*Records shown*:
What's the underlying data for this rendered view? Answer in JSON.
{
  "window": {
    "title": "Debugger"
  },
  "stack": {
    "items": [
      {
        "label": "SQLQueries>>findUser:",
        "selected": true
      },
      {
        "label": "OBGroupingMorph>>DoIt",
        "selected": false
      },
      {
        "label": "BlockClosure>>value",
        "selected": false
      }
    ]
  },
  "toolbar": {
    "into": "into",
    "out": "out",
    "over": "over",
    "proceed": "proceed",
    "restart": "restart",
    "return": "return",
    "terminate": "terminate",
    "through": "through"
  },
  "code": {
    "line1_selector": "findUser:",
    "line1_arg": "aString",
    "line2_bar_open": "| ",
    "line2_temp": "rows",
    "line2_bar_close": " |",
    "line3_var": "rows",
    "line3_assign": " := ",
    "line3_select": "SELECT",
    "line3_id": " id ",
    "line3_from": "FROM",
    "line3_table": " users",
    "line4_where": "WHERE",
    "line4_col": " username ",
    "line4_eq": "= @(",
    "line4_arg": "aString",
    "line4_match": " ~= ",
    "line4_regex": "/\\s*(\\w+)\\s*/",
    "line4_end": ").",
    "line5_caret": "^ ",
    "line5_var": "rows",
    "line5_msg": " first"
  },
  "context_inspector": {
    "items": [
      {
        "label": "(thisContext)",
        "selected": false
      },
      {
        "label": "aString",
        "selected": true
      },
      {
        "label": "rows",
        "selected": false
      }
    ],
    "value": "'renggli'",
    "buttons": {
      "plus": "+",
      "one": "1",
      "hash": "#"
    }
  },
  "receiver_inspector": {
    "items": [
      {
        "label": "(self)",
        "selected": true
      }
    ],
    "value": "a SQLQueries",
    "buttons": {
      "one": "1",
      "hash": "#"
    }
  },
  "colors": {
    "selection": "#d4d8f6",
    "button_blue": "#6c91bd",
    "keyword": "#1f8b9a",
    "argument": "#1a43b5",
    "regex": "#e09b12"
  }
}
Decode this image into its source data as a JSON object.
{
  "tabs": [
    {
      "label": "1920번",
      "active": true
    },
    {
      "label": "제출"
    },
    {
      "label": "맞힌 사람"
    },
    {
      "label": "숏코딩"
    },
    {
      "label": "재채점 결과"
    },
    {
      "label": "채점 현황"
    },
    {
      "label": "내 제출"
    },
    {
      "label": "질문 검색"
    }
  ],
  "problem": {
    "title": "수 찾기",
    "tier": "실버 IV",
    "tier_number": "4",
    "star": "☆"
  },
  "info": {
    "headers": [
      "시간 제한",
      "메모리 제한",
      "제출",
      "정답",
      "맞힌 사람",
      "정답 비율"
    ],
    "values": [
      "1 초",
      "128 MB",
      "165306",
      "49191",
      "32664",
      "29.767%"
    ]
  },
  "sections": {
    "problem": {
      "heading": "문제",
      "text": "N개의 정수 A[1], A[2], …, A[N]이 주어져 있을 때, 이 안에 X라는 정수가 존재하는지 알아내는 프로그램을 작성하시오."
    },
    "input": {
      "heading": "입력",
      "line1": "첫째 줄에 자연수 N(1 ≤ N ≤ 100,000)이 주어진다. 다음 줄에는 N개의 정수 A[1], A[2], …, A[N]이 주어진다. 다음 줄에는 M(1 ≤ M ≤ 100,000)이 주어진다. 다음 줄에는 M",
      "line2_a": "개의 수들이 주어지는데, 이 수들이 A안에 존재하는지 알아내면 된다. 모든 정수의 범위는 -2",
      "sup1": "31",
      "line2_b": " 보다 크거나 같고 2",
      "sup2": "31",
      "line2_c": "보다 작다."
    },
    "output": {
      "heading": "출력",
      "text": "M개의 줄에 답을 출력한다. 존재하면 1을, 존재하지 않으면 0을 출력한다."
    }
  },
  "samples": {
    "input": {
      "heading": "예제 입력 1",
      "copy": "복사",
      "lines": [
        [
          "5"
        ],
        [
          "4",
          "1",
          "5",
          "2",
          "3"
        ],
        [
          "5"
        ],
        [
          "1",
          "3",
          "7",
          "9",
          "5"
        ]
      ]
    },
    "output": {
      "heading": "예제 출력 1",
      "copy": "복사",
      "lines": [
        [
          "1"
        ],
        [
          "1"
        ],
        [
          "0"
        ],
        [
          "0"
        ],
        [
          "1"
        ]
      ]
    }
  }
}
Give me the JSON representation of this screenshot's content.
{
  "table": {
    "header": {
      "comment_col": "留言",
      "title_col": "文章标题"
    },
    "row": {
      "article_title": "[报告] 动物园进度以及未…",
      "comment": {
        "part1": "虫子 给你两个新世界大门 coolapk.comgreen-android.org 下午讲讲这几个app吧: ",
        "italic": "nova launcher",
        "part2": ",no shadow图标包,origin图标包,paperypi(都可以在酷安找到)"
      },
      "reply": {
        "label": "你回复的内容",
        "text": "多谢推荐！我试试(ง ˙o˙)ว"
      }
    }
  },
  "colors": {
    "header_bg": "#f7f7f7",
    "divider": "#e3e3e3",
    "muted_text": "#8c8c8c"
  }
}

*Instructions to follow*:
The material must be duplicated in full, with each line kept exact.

*Answer space*:
What's the underlying data for this rendered view? Answer in JSON.
{
  "window": {
    "title": "Debugger"
  },
  "stack": {
    "items": [
      {
        "label": "SQLQueries>>findUser:",
        "selected": true
      },
      {
        "label": "OBGroupingMorph>>DoIt",
        "selected": false
      },
      {
        "label": "BlockClosure>>value",
        "selected": false
      }
    ]
  },
  "toolbar": {
    "into": "into",
    "out": "out",
    "over": "over",
    "proceed": "proceed",
    "restart": "restart",
    "return": "return",
    "terminate": "terminate",
    "through": "through"
  },
  "code": {
    "line1_selector": "findUser:",
    "line1_arg": "aString",
    "line2_bar_open": "| ",
    "line2_temp": "rows",
    "line2_bar_close": " |",
    "line3_var": "rows",
    "line3_assign": " := ",
    "line3_select": "SELECT",
    "line3_id": " id ",
    "line3_from": "FROM",
    "line3_table": " users",
    "line4_where": "WHERE",
    "line4_col": " username ",
    "line4_eq": "= @(",
    "line4_arg": "aString",
    "line4_match": " ~= ",
    "line4_regex": "/\\s*(\\w+)\\s*/",
    "line4_end": ").",
    "line5_caret": "^ ",
    "line5_var": "rows",
    "line5_msg": " first"
  },
  "context_inspector": {
    "items": [
      {
        "label": "(thisContext)",
        "selected": false
      },
      {
        "label": "aString",
        "selected": true
      },
      {
        "label": "rows",
        "selected": false
      }
    ],
    "value": "'renggli'",
    "buttons": {
      "plus": "+",
      "one": "1",
      "hash": "#"
    }
  },
  "receiver_inspector": {
    "items": [
      {
        "label": "(self)",
        "selected": true
      }
    ],
    "value": "a SQLQueries",
    "buttons": {
      "one": "1",
      "hash": "#"
    }
  },
  "colors": {
    "selection": "#d4d8f6",
    "button_blue": "#6c91bd",
    "keyword": "#1f8b9a",
    "argument": "#1a43b5",
    "regex": "#e09b12"
  }
}
Decode this image into its source data as a JSON object.
{
  "tabs": [
    {
      "label": "1920번",
      "active": true
    },
    {
      "label": "제출"
    },
    {
      "label": "맞힌 사람"
    },
    {
      "label": "숏코딩"
    },
    {
      "label": "재채점 결과"
    },
    {
      "label": "채점 현황"
    },
    {
      "label": "내 제출"
    },
    {
      "label": "질문 검색"
    }
  ],
  "problem": {
    "title": "수 찾기",
    "tier": "실버 IV",
    "tier_number": "4",
    "star": "☆"
  },
  "info": {
    "headers": [
      "시간 제한",
      "메모리 제한",
      "제출",
      "정답",
      "맞힌 사람",
      "정답 비율"
    ],
    "values": [
      "1 초",
      "128 MB",
      "165306",
      "49191",
      "32664",
      "29.767%"
    ]
  },
  "sections": {
    "problem": {
      "heading": "문제",
      "text": "N개의 정수 A[1], A[2], …, A[N]이 주어져 있을 때, 이 안에 X라는 정수가 존재하는지 알아내는 프로그램을 작성하시오."
    },
    "input": {
      "heading": "입력",
      "line1": "첫째 줄에 자연수 N(1 ≤ N ≤ 100,000)이 주어진다. 다음 줄에는 N개의 정수 A[1], A[2], …, A[N]이 주어진다. 다음 줄에는 M(1 ≤ M ≤ 100,000)이 주어진다. 다음 줄에는 M",
      "line2_a": "개의 수들이 주어지는데, 이 수들이 A안에 존재하는지 알아내면 된다. 모든 정수의 범위는 -2",
      "sup1": "31",
      "line2_b": " 보다 크거나 같고 2",
      "sup2": "31",
      "line2_c": "보다 작다."
    },
    "output": {
      "heading": "출력",
      "text": "M개의 줄에 답을 출력한다. 존재하면 1을, 존재하지 않으면 0을 출력한다."
    }
  },
  "samples": {
    "input": {
      "heading": "예제 입력 1",
      "copy": "복사",
      "lines": [
        [
          "5"
        ],
        [
          "4",
          "1",
          "5",
          "2",
          "3"
        ],
        [
          "5"
        ],
        [
          "1",
          "3",
          "7",
          "9",
          "5"
        ]
      ]
    },
    "output": {
      "heading": "예제 출력 1",
      "copy": "복사",
      "lines": [
        [
          "1"
        ],
        [
          "1"
        ],
        [
          "0"
        ],
        [
          "0"
        ],
        [
          "1"
        ]
      ]
    }
  }
}
Give me the JSON representation of this screenshot's content.
{
  "table": {
    "header": {
      "comment_col": "留言",
      "title_col": "文章标题"
    },
    "row": {
      "article_title": "[报告] 动物园进度以及未…",
      "comment": {
        "part1": "虫子 给你两个新世界大门 coolapk.comgreen-android.org 下午讲讲这几个app吧: ",
        "italic": "nova launcher",
        "part2": ",no shadow图标包,origin图标包,paperypi(都可以在酷安找到)"
      },
      "reply": {
        "label": "你回复的内容",
        "text": "多谢推荐！我试试(ง ˙o˙)ว"
      }
    }
  },
  "colors": {
    "header_bg": "#f7f7f7",
    "divider": "#e3e3e3",
    "muted_text": "#8c8c8c"
  }
}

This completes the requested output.